**Required action**
Output the material exactly, line by line.

**Records for this exercise**

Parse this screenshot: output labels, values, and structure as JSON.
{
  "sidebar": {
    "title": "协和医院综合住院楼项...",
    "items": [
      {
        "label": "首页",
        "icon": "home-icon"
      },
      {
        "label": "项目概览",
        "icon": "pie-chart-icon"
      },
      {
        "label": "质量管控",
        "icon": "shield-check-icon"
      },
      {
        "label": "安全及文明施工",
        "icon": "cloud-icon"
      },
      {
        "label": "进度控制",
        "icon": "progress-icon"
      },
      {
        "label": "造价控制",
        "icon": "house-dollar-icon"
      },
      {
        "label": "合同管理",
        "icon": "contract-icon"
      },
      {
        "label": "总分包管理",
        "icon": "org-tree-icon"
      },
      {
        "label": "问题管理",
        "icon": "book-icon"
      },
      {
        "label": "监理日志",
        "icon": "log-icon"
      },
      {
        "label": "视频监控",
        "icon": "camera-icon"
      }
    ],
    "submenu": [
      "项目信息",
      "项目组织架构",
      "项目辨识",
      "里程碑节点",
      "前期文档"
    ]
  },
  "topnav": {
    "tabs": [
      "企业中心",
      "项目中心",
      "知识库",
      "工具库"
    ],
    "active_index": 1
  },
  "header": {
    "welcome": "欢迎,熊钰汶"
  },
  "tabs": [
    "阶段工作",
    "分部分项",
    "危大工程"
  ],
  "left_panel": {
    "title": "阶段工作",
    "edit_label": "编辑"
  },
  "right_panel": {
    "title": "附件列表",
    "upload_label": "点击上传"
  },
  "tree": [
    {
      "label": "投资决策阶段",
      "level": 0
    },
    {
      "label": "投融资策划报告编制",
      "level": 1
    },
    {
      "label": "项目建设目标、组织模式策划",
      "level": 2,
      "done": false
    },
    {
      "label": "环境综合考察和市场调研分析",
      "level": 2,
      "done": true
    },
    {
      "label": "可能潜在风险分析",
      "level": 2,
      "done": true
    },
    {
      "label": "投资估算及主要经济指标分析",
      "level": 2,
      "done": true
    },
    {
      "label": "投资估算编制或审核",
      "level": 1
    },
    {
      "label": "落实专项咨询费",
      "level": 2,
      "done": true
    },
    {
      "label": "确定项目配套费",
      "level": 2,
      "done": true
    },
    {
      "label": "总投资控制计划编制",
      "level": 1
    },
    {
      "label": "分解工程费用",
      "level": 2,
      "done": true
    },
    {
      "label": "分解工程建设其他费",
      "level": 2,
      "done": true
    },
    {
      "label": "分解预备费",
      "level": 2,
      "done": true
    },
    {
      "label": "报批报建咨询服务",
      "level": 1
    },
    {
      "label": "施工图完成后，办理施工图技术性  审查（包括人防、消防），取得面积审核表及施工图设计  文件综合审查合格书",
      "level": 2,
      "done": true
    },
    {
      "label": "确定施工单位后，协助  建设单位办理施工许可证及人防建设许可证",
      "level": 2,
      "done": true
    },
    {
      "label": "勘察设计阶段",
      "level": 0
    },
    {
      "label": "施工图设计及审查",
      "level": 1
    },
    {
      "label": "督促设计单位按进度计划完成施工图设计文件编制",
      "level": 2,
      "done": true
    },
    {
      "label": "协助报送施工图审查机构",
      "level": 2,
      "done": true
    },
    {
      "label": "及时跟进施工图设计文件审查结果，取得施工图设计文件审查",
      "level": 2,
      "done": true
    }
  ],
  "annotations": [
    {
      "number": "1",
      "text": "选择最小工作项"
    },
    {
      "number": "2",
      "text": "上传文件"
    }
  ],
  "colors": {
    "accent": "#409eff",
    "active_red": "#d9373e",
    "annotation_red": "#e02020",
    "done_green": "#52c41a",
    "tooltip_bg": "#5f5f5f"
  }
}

**Task response**
Parse this screenshot: output labels, values, and structure as JSON.
{
  "sidebar": {
    "title": "协和医院综合住院楼项...",
    "items": [
      {
        "label": "首页",
        "icon": "home-icon"
      },
      {
        "label": "项目概览",
        "icon": "pie-chart-icon"
      },
      {
        "label": "质量管控",
        "icon": "shield-check-icon"
      },
      {
        "label": "安全及文明施工",
        "icon": "cloud-icon"
      },
      {
        "label": "进度控制",
        "icon": "progress-icon"
      },
      {
        "label": "造价控制",
        "icon": "house-dollar-icon"
      },
      {
        "label": "合同管理",
        "icon": "contract-icon"
      },
      {
        "label": "总分包管理",
        "icon": "org-tree-icon"
      },
      {
        "label": "问题管理",
        "icon": "book-icon"
      },
      {
        "label": "监理日志",
        "icon": "log-icon"
      },
      {
        "label": "视频监控",
        "icon": "camera-icon"
      }
    ],
    "submenu": [
      "项目信息",
      "项目组织架构",
      "项目辨识",
      "里程碑节点",
      "前期文档"
    ]
  },
  "topnav": {
    "tabs": [
      "企业中心",
      "项目中心",
      "知识库",
      "工具库"
    ],
    "active_index": 1
  },
  "header": {
    "welcome": "欢迎,熊钰汶"
  },
  "tabs": [
    "阶段工作",
    "分部分项",
    "危大工程"
  ],
  "left_panel": {
    "title": "阶段工作",
    "edit_label": "编辑"
  },
  "right_panel": {
    "title": "附件列表",
    "upload_label": "点击上传"
  },
  "tree": [
    {
      "label": "投资决策阶段",
      "level": 0
    },
    {
      "label": "投融资策划报告编制",
      "level": 1
    },
    {
      "label": "项目建设目标、组织模式策划",
      "level": 2,
      "done": false
    },
    {
      "label": "环境综合考察和市场调研分析",
      "level": 2,
      "done": true
    },
    {
      "label": "可能潜在风险分析",
      "level": 2,
      "done": true
    },
    {
      "label": "投资估算及主要经济指标分析",
      "level": 2,
      "done": true
    },
    {
      "label": "投资估算编制或审核",
      "level": 1
    },
    {
      "label": "落实专项咨询费",
      "level": 2,
      "done": true
    },
    {
      "label": "确定项目配套费",
      "level": 2,
      "done": true
    },
    {
      "label": "总投资控制计划编制",
      "level": 1
    },
    {
      "label": "分解工程费用",
      "level": 2,
      "done": true
    },
    {
      "label": "分解工程建设其他费",
      "level": 2,
      "done": true
    },
    {
      "label": "分解预备费",
      "level": 2,
      "done": true
    },
    {
      "label": "报批报建咨询服务",
      "level": 1
    },
    {
      "label": "施工图完成后，办理施工图技术性  审查（包括人防、消防），取得面积审核表及施工图设计  文件综合审查合格书",
      "level": 2,
      "done": true
    },
    {
      "label": "确定施工单位后，协助  建设单位办理施工许可证及人防建设许可证",
      "level": 2,
      "done": true
    },
    {
      "label": "勘察设计阶段",
      "level": 0
    },
    {
      "label": "施工图设计及审查",
      "level": 1
    },
    {
      "label": "督促设计单位按进度计划完成施工图设计文件编制",
      "level": 2,
      "done": true
    },
    {
      "label": "协助报送施工图审查机构",
      "level": 2,
      "done": true
    },
    {
      "label": "及时跟进施工图设计文件审查结果，取得施工图设计文件审查",
      "level": 2,
      "done": true
    }
  ],
  "annotations": [
    {
      "number": "1",
      "text": "选择最小工作项"
    },
    {
      "number": "2",
      "text": "上传文件"
    }
  ],
  "colors": {
    "accent": "#409eff",
    "active_red": "#d9373e",
    "annotation_red": "#e02020",
    "done_green": "#52c41a",
    "tooltip_bg": "#5f5f5f"
  }
}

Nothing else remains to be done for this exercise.